→ EXERCISE PROMPT:
Show every line of the records below that contains the word "disk".

→ LISTED RECORDS:

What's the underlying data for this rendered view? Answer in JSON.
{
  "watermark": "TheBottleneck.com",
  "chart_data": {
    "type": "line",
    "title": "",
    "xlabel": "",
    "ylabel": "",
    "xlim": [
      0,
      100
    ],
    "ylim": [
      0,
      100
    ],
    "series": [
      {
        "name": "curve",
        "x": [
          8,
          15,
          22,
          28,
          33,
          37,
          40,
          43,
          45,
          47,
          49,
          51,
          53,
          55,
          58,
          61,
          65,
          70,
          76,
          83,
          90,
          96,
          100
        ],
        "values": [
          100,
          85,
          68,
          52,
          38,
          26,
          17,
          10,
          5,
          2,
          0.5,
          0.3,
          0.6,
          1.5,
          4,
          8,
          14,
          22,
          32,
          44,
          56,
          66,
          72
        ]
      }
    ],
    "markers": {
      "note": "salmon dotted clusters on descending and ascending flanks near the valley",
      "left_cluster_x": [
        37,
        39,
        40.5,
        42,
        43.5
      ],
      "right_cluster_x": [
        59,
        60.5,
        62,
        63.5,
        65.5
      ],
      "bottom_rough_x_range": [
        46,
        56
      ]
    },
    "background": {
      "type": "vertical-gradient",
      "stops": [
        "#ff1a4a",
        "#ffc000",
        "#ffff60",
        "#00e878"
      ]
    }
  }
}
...
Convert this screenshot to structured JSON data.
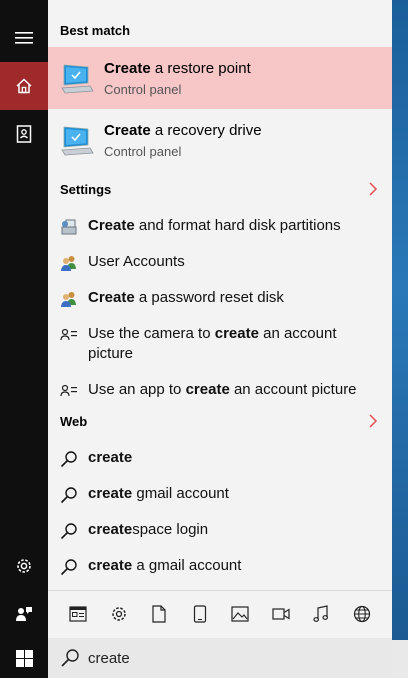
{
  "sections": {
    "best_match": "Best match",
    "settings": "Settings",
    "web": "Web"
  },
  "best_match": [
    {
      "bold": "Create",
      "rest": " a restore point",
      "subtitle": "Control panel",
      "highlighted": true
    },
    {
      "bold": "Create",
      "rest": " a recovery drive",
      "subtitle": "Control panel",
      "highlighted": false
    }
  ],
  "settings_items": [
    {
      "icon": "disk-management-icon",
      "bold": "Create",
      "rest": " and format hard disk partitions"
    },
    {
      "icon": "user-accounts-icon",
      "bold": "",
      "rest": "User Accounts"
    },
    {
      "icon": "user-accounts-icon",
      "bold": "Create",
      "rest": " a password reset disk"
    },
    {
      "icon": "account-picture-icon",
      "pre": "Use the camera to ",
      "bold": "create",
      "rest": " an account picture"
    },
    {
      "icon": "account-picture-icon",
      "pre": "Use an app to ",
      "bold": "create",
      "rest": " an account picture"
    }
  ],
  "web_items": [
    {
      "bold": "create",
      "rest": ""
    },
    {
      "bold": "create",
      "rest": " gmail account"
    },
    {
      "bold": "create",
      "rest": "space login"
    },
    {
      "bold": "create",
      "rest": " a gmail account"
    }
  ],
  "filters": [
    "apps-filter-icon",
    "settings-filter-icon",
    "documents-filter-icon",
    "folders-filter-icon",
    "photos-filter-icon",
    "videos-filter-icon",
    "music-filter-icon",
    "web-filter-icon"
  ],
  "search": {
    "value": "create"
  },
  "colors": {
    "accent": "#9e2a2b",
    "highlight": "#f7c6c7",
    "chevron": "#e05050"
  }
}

→ ANSWER TO THIS EXERCISE:
      "icon": "disk-management-icon",
      "rest": " and format hard disk partitions"
      "rest": " a password reset disk"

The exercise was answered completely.